DESCRIPTION OF THE TASK
Only the lines from the one containing "Serialize everything readable" through the end of the entries should be repeated, exactly as they appear, first and last included.

DATASET ENTRIES
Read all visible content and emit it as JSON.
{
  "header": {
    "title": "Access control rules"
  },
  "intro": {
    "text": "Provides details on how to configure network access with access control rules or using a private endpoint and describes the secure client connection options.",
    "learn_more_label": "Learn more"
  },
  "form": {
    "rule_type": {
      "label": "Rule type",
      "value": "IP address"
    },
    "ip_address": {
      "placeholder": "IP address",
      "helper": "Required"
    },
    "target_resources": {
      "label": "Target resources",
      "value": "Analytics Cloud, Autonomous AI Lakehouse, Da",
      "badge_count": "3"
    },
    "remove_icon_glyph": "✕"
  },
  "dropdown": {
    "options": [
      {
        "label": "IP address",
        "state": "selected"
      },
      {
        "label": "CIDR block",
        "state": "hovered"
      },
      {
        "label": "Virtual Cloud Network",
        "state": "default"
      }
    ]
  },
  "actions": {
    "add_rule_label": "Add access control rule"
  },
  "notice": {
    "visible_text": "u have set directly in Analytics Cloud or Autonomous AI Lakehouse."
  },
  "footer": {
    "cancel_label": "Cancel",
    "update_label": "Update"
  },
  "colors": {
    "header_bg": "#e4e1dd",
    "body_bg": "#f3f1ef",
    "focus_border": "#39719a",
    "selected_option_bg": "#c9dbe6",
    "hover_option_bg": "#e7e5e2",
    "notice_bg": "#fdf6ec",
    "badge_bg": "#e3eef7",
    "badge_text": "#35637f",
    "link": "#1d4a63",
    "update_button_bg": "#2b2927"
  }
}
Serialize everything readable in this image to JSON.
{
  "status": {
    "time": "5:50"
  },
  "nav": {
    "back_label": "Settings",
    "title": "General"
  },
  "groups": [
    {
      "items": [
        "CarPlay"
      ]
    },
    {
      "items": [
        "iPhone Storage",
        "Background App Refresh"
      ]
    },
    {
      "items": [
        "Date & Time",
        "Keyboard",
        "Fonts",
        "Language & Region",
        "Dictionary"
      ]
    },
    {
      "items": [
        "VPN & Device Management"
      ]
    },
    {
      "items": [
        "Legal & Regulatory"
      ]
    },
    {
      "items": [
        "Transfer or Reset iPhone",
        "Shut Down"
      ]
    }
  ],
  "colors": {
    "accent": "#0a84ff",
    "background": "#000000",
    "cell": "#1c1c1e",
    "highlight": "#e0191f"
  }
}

TASK RESPONSE
Serialize everything readable in this image to JSON.
{
  "status": {
    "time": "5:50"
  },
  "nav": {
    "back_label": "Settings",
    "title": "General"
  },
  "groups": [
    {
      "items": [
        "CarPlay"
      ]
    },
    {
      "items": [
        "iPhone Storage",
        "Background App Refresh"
      ]
    },
    {
      "items": [
        "Date & Time",
        "Keyboard",
        "Fonts",
        "Language & Region",
        "Dictionary"
      ]
    },
    {
      "items": [
        "VPN & Device Management"
      ]
    },
    {
      "items": [
        "Legal & Regulatory"
      ]
    },
    {
      "items": [
        "Transfer or Reset iPhone",
        "Shut Down"
      ]
    }
  ],
  "colors": {
    "accent": "#0a84ff",
    "background": "#000000",
    "cell": "#1c1c1e",
    "highlight": "#e0191f"
  }
}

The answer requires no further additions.